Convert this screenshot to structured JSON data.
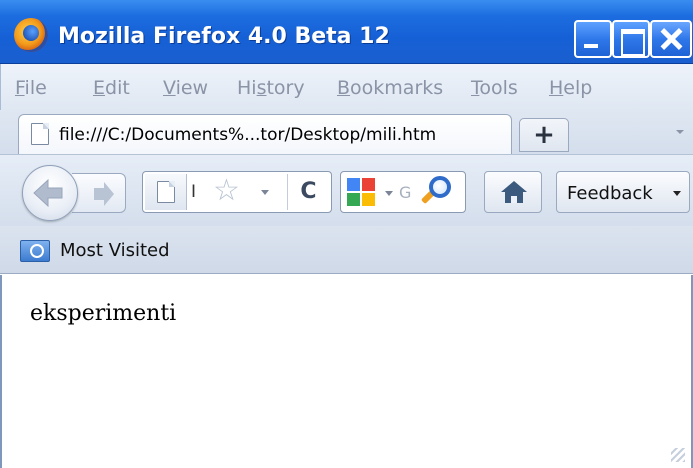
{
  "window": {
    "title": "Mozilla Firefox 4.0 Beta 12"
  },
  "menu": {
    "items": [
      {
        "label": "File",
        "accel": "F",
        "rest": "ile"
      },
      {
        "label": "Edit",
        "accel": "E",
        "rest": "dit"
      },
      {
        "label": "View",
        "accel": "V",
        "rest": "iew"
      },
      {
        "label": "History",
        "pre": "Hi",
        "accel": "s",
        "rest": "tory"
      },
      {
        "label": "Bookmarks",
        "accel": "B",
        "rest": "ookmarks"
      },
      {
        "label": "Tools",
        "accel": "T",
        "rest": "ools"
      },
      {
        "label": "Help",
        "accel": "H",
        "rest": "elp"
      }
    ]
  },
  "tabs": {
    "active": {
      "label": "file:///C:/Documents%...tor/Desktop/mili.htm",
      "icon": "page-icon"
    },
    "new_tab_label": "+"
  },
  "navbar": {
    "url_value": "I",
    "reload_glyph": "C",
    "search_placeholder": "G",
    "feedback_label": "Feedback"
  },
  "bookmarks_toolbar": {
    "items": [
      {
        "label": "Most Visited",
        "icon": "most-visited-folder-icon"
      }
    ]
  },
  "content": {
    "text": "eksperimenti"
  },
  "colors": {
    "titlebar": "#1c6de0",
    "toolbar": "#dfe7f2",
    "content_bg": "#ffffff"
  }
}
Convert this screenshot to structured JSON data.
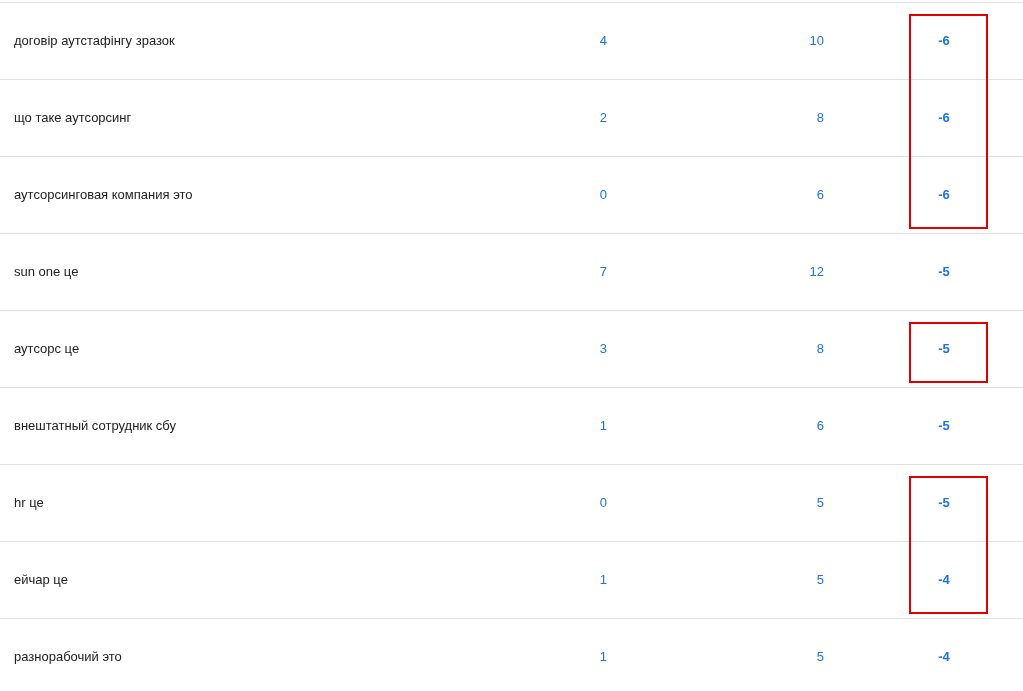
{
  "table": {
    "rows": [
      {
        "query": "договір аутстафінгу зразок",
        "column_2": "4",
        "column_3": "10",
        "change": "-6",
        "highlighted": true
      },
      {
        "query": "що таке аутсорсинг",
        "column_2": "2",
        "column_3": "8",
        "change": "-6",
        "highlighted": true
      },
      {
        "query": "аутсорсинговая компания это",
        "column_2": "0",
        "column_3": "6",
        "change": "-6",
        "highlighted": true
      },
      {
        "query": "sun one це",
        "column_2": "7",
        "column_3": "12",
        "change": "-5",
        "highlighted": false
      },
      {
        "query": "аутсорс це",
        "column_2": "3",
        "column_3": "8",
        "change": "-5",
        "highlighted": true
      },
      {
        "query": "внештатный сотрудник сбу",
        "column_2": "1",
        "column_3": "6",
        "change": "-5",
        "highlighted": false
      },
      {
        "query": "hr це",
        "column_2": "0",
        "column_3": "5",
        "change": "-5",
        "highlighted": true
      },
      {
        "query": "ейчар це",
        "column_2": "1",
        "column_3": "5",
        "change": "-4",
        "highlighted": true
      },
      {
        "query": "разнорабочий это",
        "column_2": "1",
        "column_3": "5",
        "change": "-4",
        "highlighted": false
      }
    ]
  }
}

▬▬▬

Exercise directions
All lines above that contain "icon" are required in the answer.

Finished exercise
      "icon": "page-icon"
        "icon": "most-visited-folder-icon"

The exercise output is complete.